As our first term of online teaching starts, it is expected that our students will have to negotiate a period of discomfort as they transition from on-campus engagement with lecturers and peers, to virtual learning. In order to help prepare them, a host of practical guidelines and mechanisms have been made available, via text based and video resources.

Examples include guidance on time management for self-paced learning, tips for appropriate online communication, and ways for students to contain mobile data costs. Students have continually been updated on emerging developments via email communiqués that are collated and publicly shared on a dedicated web page.

Through these communications, students have been assured that there is an acute awareness that some may not have sufficient access to the necessary digital devices or internet connectivity to allow them to proceed with fully online learning for the rest of the first semester. To address this need, SU managed to procure 1,500 laptops that will be made available on a loan basis to socio-economically disadvantaged students.

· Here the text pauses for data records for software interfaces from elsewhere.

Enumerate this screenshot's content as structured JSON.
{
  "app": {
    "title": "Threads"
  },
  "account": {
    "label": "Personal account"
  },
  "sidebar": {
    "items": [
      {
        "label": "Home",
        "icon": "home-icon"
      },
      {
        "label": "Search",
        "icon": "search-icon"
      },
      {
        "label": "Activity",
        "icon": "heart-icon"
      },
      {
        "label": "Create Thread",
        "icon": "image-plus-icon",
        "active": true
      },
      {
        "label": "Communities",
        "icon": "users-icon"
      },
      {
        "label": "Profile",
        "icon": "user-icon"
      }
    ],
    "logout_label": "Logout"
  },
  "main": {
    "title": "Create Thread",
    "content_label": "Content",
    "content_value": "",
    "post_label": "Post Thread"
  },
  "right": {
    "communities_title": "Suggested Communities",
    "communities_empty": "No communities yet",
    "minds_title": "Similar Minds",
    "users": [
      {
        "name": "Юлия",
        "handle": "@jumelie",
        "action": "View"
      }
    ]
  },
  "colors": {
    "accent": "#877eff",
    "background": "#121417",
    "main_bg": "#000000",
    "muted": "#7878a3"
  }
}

An online survey completed by approximately 19,000 students (supplemented by text message responses from students who did not complete the survey and feedback from faculties) allowed SU to compile a list of students who only have access to a cell phone and-or who indicated that they would like to make use of SU’s laptop loan offer.

Furthermore, for students who cannot complete semester 1 online due to digital connectivity issues (device or internet or both), a re-run of semester 1 modules in hybrid learning mode (a combination of fully online learning periods, supplemented with only essential contact time) will be available in the second half of 2020, with an exam opportunity in January 2021 for specifically semester 1 (2020) modules.

The hybrid learning mode will consist of mostly online learning of archived first-semester lectures and other materials, with limited contact teaching sessions, as far as practicable.

Steep learning curve

The learning curve for adopting an online mode of delivery is certainly a steep one, especially for a so-called ‘traditional’ contact university. Over the past two years, however, SU has been increasingly building its capacity for online learning design and support, partly due to a growing need for fully online short courses.

This year, SU is also commencing its development of hybrid learning offerings, which involves the development of accredited offerings delivered in a predominantly fully online mode. As a result, there is already a shared sense at SU that digital technologies can have transformative potential on our continent.

We've also retained a healthy sense of pragmatism: based on our experiences we can also acknowledge the very real concerns relating to e-learning, ranging from issues around privacy, to the implications of digital literacy gaps and questions around accessibility. We are allowing our experiential knowledge and a healthy sense of realism to inform our decisions, while allowing for a sense of hope and possibility.

Unforeseen challenges will certainly unfold as SU starts its first term of online teaching. We will address these with resilience, but also with empathy for the immense stress these uncertainties are causing our staff and students. In the process, we hope to find many creative solutions that will serve our institution in the longer run.

Professor Arnold Schoonwinkel is vice-rector: learning and teaching (deputy vice-chancellor); Dr Antoinette van der Merwe is senior director: Division for Learning and Teaching Enhancement; and Miné de Klerk is advisor for online and hybrid learning at Stellenbosch University, South Africa.

Receive UWN's free weekly e-newsletters
Top Stories Last Week